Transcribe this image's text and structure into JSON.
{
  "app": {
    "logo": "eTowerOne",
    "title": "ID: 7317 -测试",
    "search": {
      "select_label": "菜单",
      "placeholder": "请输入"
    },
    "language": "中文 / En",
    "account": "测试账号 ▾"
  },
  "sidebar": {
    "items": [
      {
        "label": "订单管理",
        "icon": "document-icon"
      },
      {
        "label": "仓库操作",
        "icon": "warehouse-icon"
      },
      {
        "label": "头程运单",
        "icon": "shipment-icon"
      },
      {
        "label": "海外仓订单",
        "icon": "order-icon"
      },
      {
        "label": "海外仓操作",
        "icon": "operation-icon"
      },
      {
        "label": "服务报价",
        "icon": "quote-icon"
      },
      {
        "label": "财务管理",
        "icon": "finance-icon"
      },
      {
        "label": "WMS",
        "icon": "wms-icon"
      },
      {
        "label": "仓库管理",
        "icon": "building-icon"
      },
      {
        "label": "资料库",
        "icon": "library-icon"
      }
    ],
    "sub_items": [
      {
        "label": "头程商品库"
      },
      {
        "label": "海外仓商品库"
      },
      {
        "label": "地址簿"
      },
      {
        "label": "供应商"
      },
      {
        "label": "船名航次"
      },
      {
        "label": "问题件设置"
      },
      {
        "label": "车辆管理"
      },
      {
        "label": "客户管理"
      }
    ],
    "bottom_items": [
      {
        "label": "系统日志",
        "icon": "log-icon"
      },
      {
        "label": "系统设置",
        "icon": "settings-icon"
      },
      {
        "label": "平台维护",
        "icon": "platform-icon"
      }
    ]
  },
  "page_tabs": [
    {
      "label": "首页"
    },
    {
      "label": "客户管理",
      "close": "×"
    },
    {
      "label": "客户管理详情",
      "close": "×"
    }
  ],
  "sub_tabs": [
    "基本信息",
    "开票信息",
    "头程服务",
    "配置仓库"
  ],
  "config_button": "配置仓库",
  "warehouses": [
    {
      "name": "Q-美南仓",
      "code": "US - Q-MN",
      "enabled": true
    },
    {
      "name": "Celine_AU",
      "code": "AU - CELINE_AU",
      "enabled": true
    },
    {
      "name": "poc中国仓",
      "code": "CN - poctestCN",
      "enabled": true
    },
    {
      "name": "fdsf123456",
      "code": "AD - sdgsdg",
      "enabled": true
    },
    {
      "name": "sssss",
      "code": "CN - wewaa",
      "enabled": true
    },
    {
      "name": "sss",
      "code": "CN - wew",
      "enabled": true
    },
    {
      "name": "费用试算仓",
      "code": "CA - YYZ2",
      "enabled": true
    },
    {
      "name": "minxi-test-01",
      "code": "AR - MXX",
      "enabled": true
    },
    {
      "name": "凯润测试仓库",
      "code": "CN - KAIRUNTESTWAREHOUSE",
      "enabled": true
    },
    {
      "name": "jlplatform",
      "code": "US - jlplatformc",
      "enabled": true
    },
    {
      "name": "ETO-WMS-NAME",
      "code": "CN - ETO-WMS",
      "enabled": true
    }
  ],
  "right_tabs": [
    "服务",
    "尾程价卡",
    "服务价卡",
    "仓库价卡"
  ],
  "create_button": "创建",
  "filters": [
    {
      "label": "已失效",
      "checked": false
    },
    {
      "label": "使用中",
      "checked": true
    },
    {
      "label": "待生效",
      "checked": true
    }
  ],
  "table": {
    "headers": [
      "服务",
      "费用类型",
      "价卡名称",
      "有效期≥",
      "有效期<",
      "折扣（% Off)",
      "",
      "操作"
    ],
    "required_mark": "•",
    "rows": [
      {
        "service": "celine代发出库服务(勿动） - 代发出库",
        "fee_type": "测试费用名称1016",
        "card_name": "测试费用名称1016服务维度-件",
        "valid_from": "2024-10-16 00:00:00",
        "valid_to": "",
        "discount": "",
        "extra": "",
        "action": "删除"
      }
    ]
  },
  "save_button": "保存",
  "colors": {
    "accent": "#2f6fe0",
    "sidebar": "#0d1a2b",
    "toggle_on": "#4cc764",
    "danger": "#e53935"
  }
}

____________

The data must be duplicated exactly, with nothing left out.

Transcribe this image's text and structure into JSON.
{
  "app": {
    "logo": "eTowerOne",
    "title": "ID: 7317 -测试",
    "search": {
      "select_label": "菜单",
      "placeholder": "请输入"
    },
    "language": "中文 / En",
    "account": "测试账号 ▾"
  },
  "sidebar": {
    "items": [
      {
        "label": "订单管理",
        "icon": "document-icon"
      },
      {
        "label": "仓库操作",
        "icon": "warehouse-icon"
      },
      {
        "label": "头程运单",
        "icon": "shipment-icon"
      },
      {
        "label": "海外仓订单",
        "icon": "order-icon"
      },
      {
        "label": "海外仓操作",
        "icon": "operation-icon"
      },
      {
        "label": "服务报价",
        "icon": "quote-icon"
      },
      {
        "label": "财务管理",
        "icon": "finance-icon"
      },
      {
        "label": "WMS",
        "icon": "wms-icon"
      },
      {
        "label": "仓库管理",
        "icon": "building-icon"
      },
      {
        "label": "资料库",
        "icon": "library-icon"
      }
    ],
    "sub_items": [
      {
        "label": "头程商品库"
      },
      {
        "label": "海外仓商品库"
      },
      {
        "label": "地址簿"
      },
      {
        "label": "供应商"
      },
      {
        "label": "船名航次"
      },
      {
        "label": "问题件设置"
      },
      {
        "label": "车辆管理"
      },
      {
        "label": "客户管理"
      }
    ],
    "bottom_items": [
      {
        "label": "系统日志",
        "icon": "log-icon"
      },
      {
        "label": "系统设置",
        "icon": "settings-icon"
      },
      {
        "label": "平台维护",
        "icon": "platform-icon"
      }
    ]
  },
  "page_tabs": [
    {
      "label": "首页"
    },
    {
      "label": "客户管理",
      "close": "×"
    },
    {
      "label": "客户管理详情",
      "close": "×"
    }
  ],
  "sub_tabs": [
    "基本信息",
    "开票信息",
    "头程服务",
    "配置仓库"
  ],
  "config_button": "配置仓库",
  "warehouses": [
    {
      "name": "Q-美南仓",
      "code": "US - Q-MN",
      "enabled": true
    },
    {
      "name": "Celine_AU",
      "code": "AU - CELINE_AU",
      "enabled": true
    },
    {
      "name": "poc中国仓",
      "code": "CN - poctestCN",
      "enabled": true
    },
    {
      "name": "fdsf123456",
      "code": "AD - sdgsdg",
      "enabled": true
    },
    {
      "name": "sssss",
      "code": "CN - wewaa",
      "enabled": true
    },
    {
      "name": "sss",
      "code": "CN - wew",
      "enabled": true
    },
    {
      "name": "费用试算仓",
      "code": "CA - YYZ2",
      "enabled": true
    },
    {
      "name": "minxi-test-01",
      "code": "AR - MXX",
      "enabled": true
    },
    {
      "name": "凯润测试仓库",
      "code": "CN - KAIRUNTESTWAREHOUSE",
      "enabled": true
    },
    {
      "name": "jlplatform",
      "code": "US - jlplatformc",
      "enabled": true
    },
    {
      "name": "ETO-WMS-NAME",
      "code": "CN - ETO-WMS",
      "enabled": true
    }
  ],
  "right_tabs": [
    "服务",
    "尾程价卡",
    "服务价卡",
    "仓库价卡"
  ],
  "create_button": "创建",
  "filters": [
    {
      "label": "已失效",
      "checked": false
    },
    {
      "label": "使用中",
      "checked": true
    },
    {
      "label": "待生效",
      "checked": true
    }
  ],
  "table": {
    "headers": [
      "服务",
      "费用类型",
      "价卡名称",
      "有效期≥",
      "有效期<",
      "折扣（% Off)",
      "",
      "操作"
    ],
    "required_mark": "•",
    "rows": [
      {
        "service": "celine代发出库服务(勿动） - 代发出库",
        "fee_type": "测试费用名称1016",
        "card_name": "测试费用名称1016服务维度-件",
        "valid_from": "2024-10-16 00:00:00",
        "valid_to": "",
        "discount": "",
        "extra": "",
        "action": "删除"
      }
    ]
  },
  "save_button": "保存",
  "colors": {
    "accent": "#2f6fe0",
    "sidebar": "#0d1a2b",
    "toggle_on": "#4cc764",
    "danger": "#e53935"
  }
}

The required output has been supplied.